Jimmy Zhu, chief strategist at Fullerton Research, thought Chinese equities will relatively outperform the rest of the market at least in March.

"The fundamentals of the Chinese market are pretty attractive. I think the main focus of the market is all about the coronavirus impact. When we look at the recovery and the virus control, it looks like China has done a pretty good job," Zhu told CGTN.

He also noted that production in China may have recovered close to 60 to 70 percent of previous capacity, judging from the trading volume of the yuan. An estimate by Bloomberg showed that close to 80 percent of China's businesses are back to normal operations.

While both Ren Zeping, chief economist at the Evergrande Group and Hong Hao, chief China strategist of BOCOM International Holdings expressed a conservative position.

Ren said on his WeChat account that the spread of the global epidemic will suppress the A shares market from corporate profit and market risk appetite, finally increasing the volatility of the stock market.

"The overseas countries with the severe epidemics are Japan, South Korea, the European Union (Italy), and the United States, which are all important trading partners of China and have impacted on China's production factors, capital supply and final consumption," he added.

Based on Hong Hao's statement on his WeChat account, China, as the first country to experience the coronavirus outbreak, experienced a historic plunge when its market reopened after the lunar new year. As such, China's market performance can either be a herald of the global markets due to its time lead, or an asset mispriced for weakening fundamentals amid the virus outbreak coinciding with a historic oil crisis.

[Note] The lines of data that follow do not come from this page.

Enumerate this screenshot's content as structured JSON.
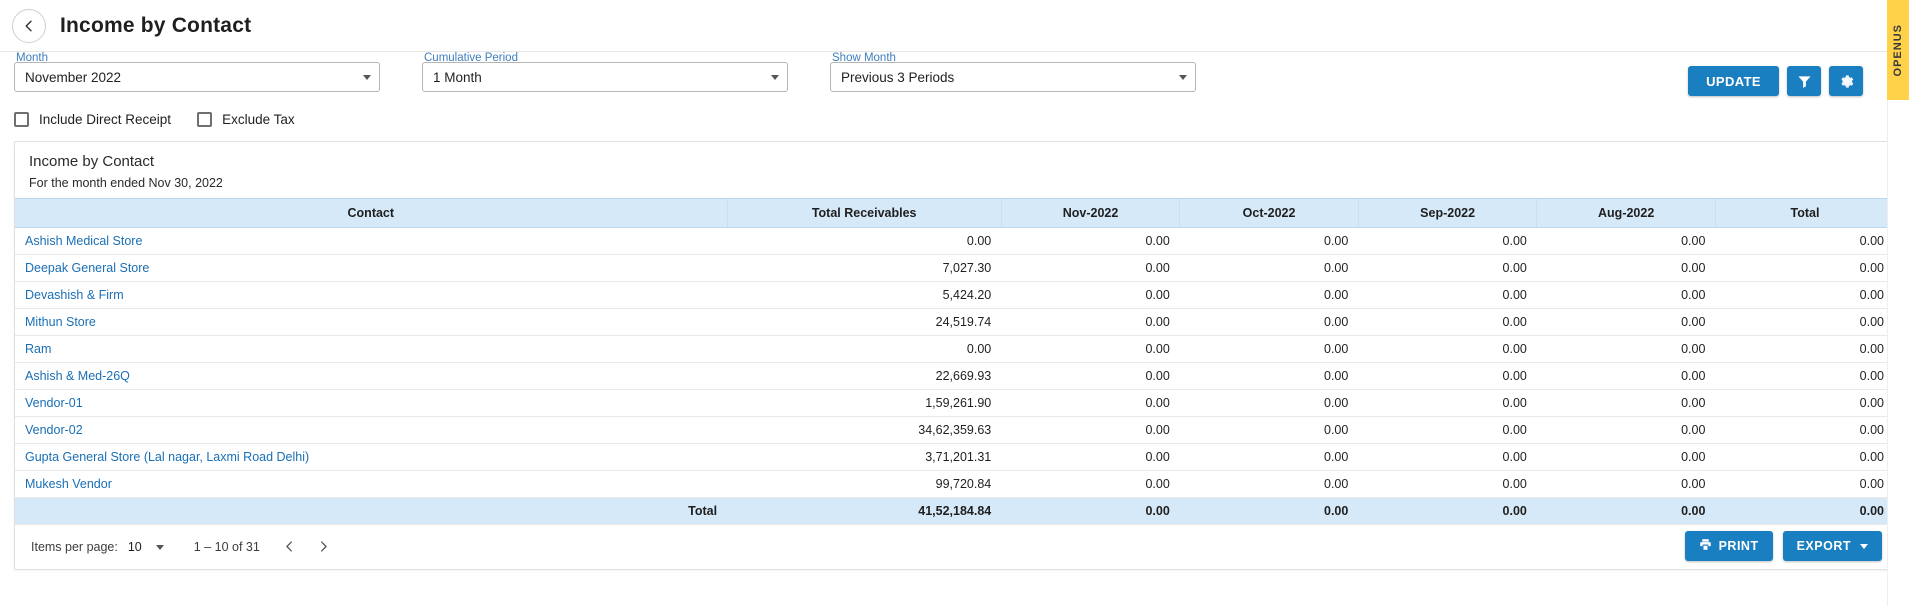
{
  "header": {
    "title": "Income by Contact",
    "back_icon": "chevron-left-icon"
  },
  "filters": {
    "month": {
      "label": "Month",
      "value": "November 2022"
    },
    "cumulative_period": {
      "label": "Cumulative Period",
      "value": "1 Month"
    },
    "show_month": {
      "label": "Show Month",
      "value": "Previous 3 Periods"
    },
    "update_label": "UPDATE",
    "filter_icon": "filter-icon",
    "settings_icon": "gear-icon"
  },
  "options": {
    "include_direct_receipt": "Include Direct Receipt",
    "exclude_tax": "Exclude Tax"
  },
  "report": {
    "title": "Income by Contact",
    "subtitle": "For the month ended Nov 30, 2022",
    "columns": [
      "Contact",
      "Total Receivables",
      "Nov-2022",
      "Oct-2022",
      "Sep-2022",
      "Aug-2022",
      "Total"
    ],
    "rows": [
      {
        "contact": "Ashish Medical Store",
        "receivables": "0.00",
        "nov": "0.00",
        "oct": "0.00",
        "sep": "0.00",
        "aug": "0.00",
        "total": "0.00"
      },
      {
        "contact": "Deepak General Store",
        "receivables": "7,027.30",
        "nov": "0.00",
        "oct": "0.00",
        "sep": "0.00",
        "aug": "0.00",
        "total": "0.00"
      },
      {
        "contact": "Devashish & Firm",
        "receivables": "5,424.20",
        "nov": "0.00",
        "oct": "0.00",
        "sep": "0.00",
        "aug": "0.00",
        "total": "0.00"
      },
      {
        "contact": "Mithun Store",
        "receivables": "24,519.74",
        "nov": "0.00",
        "oct": "0.00",
        "sep": "0.00",
        "aug": "0.00",
        "total": "0.00"
      },
      {
        "contact": "Ram",
        "receivables": "0.00",
        "nov": "0.00",
        "oct": "0.00",
        "sep": "0.00",
        "aug": "0.00",
        "total": "0.00"
      },
      {
        "contact": "Ashish & Med-26Q",
        "receivables": "22,669.93",
        "nov": "0.00",
        "oct": "0.00",
        "sep": "0.00",
        "aug": "0.00",
        "total": "0.00"
      },
      {
        "contact": "Vendor-01",
        "receivables": "1,59,261.90",
        "nov": "0.00",
        "oct": "0.00",
        "sep": "0.00",
        "aug": "0.00",
        "total": "0.00"
      },
      {
        "contact": "Vendor-02",
        "receivables": "34,62,359.63",
        "nov": "0.00",
        "oct": "0.00",
        "sep": "0.00",
        "aug": "0.00",
        "total": "0.00"
      },
      {
        "contact": "Gupta General Store (Lal nagar, Laxmi Road Delhi)",
        "receivables": "3,71,201.31",
        "nov": "0.00",
        "oct": "0.00",
        "sep": "0.00",
        "aug": "0.00",
        "total": "0.00"
      },
      {
        "contact": "Mukesh Vendor",
        "receivables": "99,720.84",
        "nov": "0.00",
        "oct": "0.00",
        "sep": "0.00",
        "aug": "0.00",
        "total": "0.00"
      }
    ],
    "total_row": {
      "label": "Total",
      "receivables": "41,52,184.84",
      "nov": "0.00",
      "oct": "0.00",
      "sep": "0.00",
      "aug": "0.00",
      "total": "0.00"
    }
  },
  "paginator": {
    "items_per_page_label": "Items per page:",
    "items_per_page_value": "10",
    "range": "1 – 10 of 31",
    "prev_icon": "chevron-left-icon",
    "next_icon": "chevron-right-icon"
  },
  "footer": {
    "print_label": "PRINT",
    "print_icon": "printer-icon",
    "export_label": "EXPORT"
  },
  "side_tab": {
    "label": "OPENUS"
  }
}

"Now, the outlook on the U.S. economy is the question. A U.S. recession bodes ill for the global economy… Already, the probability of a U.S. recession has risen to 65 percent on the Predictit Market," said Hong, concluding that the possibility of the Chinese market as a mispriced asset has risen.

Will economic crisis come?

"We are standing on the verge of a new round of global economic and financial crisis. The global pandemic is just the trigger, while the underlying cause is the vulnerability of the global economy, finance, and society," said Ren Zeping.

Zhu said that globally, it was difficult to see whether the global rout has seen its bottom. A "V-shaped" recovery is possible, and it depends on whether the spread of the coronavirus worldwide continues.

"I don't see the market reaching the bottom [yet]," he said. "I think at this point, the market is moving according to the momentum. There are not many fundamentals priced in the market at this moment."

Early admitted that nobody knows how long any bear market would last. "We have now entered a highly sensitive period of high volatility, and we are probably going to stay there for a while."

"This matter is different from the last financial crisis. The crisis in 2008 was completely structural and caused by the subprime mortgage crisis, leading to major changes in fundamentals," Prof. Wu Xiaoqiu, vice president of Renmin University of China, told Netease News.

The fundamentals of both the U.S. economy and the financial markets have not undergone any significant changes this time, according to Wu. "Therefore, just from the perspective of the extent of market decline, we can say that its 10-year bull market comes to end and we enter a state of crisis. But it is not a comprehensive financial crisis, because it has not resulted in other secondary disasters, or other crises, such as a bank liquidity crisis, debt default, sharp depreciation of currency and severe economic recession."